Corporations are eager to include “user-generated content” in advertisements, and they do not always ask for permission. This is a copyright violation, and photographers should be prepared to defend their rights.
Facebook asserts the right to sell your Facebook content and identity to advertisers (such as for brands you like) without compensating you. Other social media services have licenses that are not as broadly written, but still may allow the social media service to sublicense your content to third parties. However, some companies have included user-generated content in advertisements without such a sublicense and without getting permission from the content owner. One excuse that may be used is that the company was tagged in the post.
A New York Times article illustrates a questionable claim of “implied consent” through the use of a hashtag, as well as the use of a hashtag to ask for actual consent. A woman posted a photograph of her daughter wearing Crocs sandals on Instagram and included the #crocs hashtag. Crocs took the photo and began using it in an advertisement on its website without seeking the woman’s permission. When a reporter began asking questions, Crocs posted a comment on the woman’s original Instagram post: “We love your pic! In fact, we love to share photos like yours in our marketing including social media, e-mail, in our stores and in print. Please reply with #CrocsOK to signify your understanding and acceptance to our terms. http://ow.ly/KuSro.” (The woman said she did not respond to the request.)

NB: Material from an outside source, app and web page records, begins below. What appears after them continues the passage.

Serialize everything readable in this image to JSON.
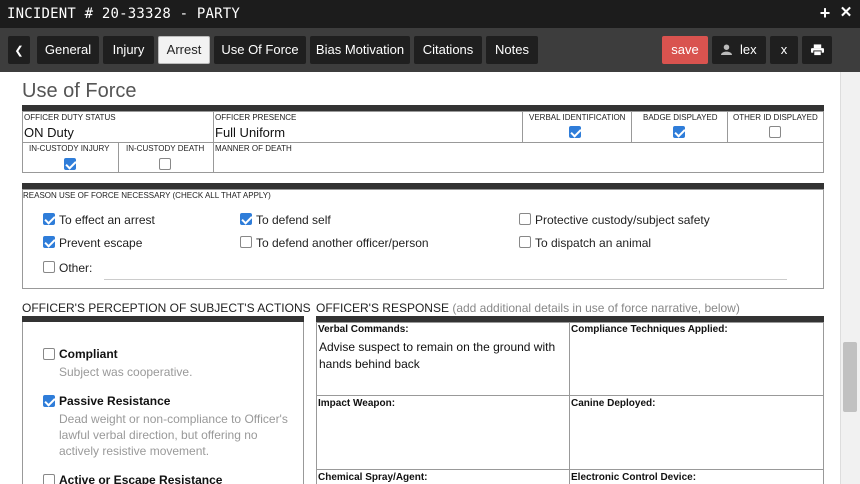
{
  "window": {
    "title": "INCIDENT # 20-33328 - PARTY"
  },
  "titlebar": {
    "plus_glyph": "+",
    "close_glyph": "✕"
  },
  "tabs": [
    {
      "label": "General"
    },
    {
      "label": "Injury"
    },
    {
      "label": "Arrest"
    },
    {
      "label": "Use Of Force"
    },
    {
      "label": "Bias Motivation"
    },
    {
      "label": "Citations"
    },
    {
      "label": "Notes"
    }
  ],
  "toolbar": {
    "back_glyph": "❮",
    "save_label": "save",
    "user_label": "lex",
    "close_label": "x",
    "print_glyph": "🖶"
  },
  "section": {
    "title": "Use of Force"
  },
  "officer": {
    "duty_status_label": "OFFICER DUTY STATUS",
    "duty_status_value": "ON Duty",
    "presence_label": "OFFICER PRESENCE",
    "presence_value": "Full Uniform",
    "verbal_id_label": "VERBAL IDENTIFICATION",
    "badge_label": "BADGE DISPLAYED",
    "other_id_label": "OTHER ID DISPLAYED",
    "injury_label": "IN-CUSTODY INJURY",
    "death_label": "IN-CUSTODY DEATH",
    "manner_label": "MANNER OF DEATH"
  },
  "reasons": {
    "label": "REASON USE OF FORCE NECESSARY (CHECK ALL THAT APPLY)",
    "items": [
      {
        "label": "To effect an arrest"
      },
      {
        "label": "To defend self"
      },
      {
        "label": "Protective custody/subject safety"
      },
      {
        "label": "Prevent escape"
      },
      {
        "label": "To defend another officer/person"
      },
      {
        "label": "To dispatch an animal"
      }
    ],
    "other_label": "Other:"
  },
  "perception": {
    "heading": "OFFICER'S PERCEPTION OF SUBJECT'S ACTIONS",
    "items": [
      {
        "title": "Compliant",
        "desc": "Subject was cooperative."
      },
      {
        "title": "Passive Resistance",
        "desc": "Dead weight or non-compliance to Officer's lawful verbal direction, but offering no actively resistive movement."
      },
      {
        "title": "Active or Escape Resistance"
      }
    ]
  },
  "response": {
    "heading": "OFFICER'S RESPONSE",
    "hint": "(add additional details in use of force narrative, below)",
    "cells": [
      {
        "label": "Verbal Commands:",
        "value": "Advise suspect to remain on the ground with hands behind back"
      },
      {
        "label": "Compliance Techniques Applied:",
        "value": ""
      },
      {
        "label": "Impact Weapon:",
        "value": ""
      },
      {
        "label": "Canine Deployed:",
        "value": ""
      },
      {
        "label": "Chemical Spray/Agent:",
        "value": ""
      },
      {
        "label": "Electronic Control Device:",
        "value": ""
      }
    ]
  }
}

The argument that using a general hashtag is an “implied license” for companies to use photographs in advertisements is a weak one, but that has not stopped companies from engaging in this practice. Photographers should be aware of this practice, use hashtags with care, and be prepared to defend their rights.